Let's study *a priori* analysis of algorithms. Algorithm analysis takes into account the execution time or duration of the various operations involved. The execution time of an operation can be defined as the number of instructions executed by a computer in one operation.

### Algorithm complexity

Let **X** be the algorithm, **n** be the size of the input data, and the time and space used in the X algorithm are the two main factors that determine its efficiency.

**The time factor.**Time is measured by counting the number of key operations, such as comparisons in the sorting algorithm.**The space factor.**Space is measured by calculating the maximum amount of memory required by the algorithm.

The complexity of the **f(n)** algorithm determines the execution time and/or disk space required by the algorithm, where **n** is the size of the input data.

### Spatial complexity

The spatial complexity of an algorithm is the amount of memory required by the algorithm over its life cycle. This volume consists of two parts:

- A fixed part, that is, the space required to store certain data and variables that are independent of the size of the task. For example, the simple variables and constants used, the size of the program, and so on.
- The variable part, that is, the space required by variables that depend on the size of the task. For example, dynamic memory allocation, recursion stack space, and so on.

The spatial complexity S(P) of any algorithm P is defined as S(P) = C + SP(I), where C is a fixed , and SP(I) is the variable part of the algorithm that depends on the characteristic of instance I. Here is a simple example explaining this concept:

**Algorithm: SUM(A, B)** **Step 1** - START**Step 2** - C ← A + B + 10**Step 3** - End

There are three variables A, B, and C and one constant. Therefore, the spatial complexity S(P) = 1 + 3. The space depends on the data types of the specified variables and constant types and will increase accordingly.
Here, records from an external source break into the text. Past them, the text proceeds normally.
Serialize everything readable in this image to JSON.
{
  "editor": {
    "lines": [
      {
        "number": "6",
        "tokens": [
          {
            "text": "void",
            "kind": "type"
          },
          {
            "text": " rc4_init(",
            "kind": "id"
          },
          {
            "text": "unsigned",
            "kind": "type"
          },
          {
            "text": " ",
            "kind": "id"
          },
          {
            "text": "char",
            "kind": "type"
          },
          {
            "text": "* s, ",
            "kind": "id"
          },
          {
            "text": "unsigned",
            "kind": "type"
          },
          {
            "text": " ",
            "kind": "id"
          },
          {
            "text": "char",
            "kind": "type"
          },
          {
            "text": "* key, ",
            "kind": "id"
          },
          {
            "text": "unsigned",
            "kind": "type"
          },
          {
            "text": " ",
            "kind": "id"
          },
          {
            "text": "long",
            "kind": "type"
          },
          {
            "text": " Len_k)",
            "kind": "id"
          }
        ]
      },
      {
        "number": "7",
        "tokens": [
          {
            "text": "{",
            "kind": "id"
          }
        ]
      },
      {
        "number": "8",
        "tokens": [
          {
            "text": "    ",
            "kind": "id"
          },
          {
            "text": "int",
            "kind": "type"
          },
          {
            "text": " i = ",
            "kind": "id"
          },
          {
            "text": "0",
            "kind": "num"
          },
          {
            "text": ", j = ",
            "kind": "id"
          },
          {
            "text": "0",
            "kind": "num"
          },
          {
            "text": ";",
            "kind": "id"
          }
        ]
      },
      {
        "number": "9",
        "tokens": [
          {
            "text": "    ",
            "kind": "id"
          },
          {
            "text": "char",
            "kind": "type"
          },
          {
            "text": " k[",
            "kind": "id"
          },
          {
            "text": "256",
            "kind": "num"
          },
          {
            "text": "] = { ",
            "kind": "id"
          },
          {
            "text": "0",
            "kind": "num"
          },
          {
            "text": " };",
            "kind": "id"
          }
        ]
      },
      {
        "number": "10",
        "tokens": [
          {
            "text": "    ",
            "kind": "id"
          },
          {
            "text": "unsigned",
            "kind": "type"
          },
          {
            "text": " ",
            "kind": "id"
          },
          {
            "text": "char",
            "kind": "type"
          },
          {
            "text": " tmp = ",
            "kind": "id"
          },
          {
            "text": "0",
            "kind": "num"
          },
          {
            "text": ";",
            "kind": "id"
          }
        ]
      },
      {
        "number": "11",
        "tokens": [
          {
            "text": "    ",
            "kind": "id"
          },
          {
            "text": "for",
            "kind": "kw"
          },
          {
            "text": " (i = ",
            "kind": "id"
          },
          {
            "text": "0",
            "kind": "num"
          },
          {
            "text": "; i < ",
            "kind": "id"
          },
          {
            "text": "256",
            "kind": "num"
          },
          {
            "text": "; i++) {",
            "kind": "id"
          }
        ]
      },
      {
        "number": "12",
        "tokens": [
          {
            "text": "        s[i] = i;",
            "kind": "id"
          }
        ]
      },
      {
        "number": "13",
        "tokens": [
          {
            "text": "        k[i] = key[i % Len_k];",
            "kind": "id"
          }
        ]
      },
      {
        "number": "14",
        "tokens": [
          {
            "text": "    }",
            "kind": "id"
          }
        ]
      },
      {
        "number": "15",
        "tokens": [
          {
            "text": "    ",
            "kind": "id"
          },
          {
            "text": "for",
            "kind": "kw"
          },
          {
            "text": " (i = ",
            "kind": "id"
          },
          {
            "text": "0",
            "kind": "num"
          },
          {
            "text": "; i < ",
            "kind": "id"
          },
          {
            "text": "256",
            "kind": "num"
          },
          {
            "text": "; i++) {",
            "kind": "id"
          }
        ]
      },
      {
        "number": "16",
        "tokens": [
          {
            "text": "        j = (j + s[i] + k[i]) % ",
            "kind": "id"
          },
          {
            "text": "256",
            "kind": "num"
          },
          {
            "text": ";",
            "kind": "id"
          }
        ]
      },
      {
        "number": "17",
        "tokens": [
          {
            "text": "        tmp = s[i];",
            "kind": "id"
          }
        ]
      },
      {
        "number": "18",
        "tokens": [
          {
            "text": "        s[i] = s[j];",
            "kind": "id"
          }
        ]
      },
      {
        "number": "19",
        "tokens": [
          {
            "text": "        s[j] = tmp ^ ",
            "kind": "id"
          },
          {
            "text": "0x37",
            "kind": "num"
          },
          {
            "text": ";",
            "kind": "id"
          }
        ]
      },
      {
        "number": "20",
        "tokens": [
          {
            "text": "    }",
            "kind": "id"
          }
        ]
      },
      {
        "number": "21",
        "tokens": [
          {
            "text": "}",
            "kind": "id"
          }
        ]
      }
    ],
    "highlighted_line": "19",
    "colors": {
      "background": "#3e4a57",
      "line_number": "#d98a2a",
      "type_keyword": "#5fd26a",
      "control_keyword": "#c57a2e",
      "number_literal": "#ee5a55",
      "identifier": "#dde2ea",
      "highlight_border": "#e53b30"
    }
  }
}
### Temporal difficulty

The temporal complexity of an algorithm is the amount of time it takes to complete it. It can be defined as a numerical function T(n), where T(n) can be measured by the number of steps, provided that a constant time is expended for each step.

For example, the addition of two n-bit integers takes place in **n** steps. So the total computational time is T(n) = c ∗ n, where c is the time it takes to add two bits. Here there is a linear growth of T(n) as the size of the input data increases.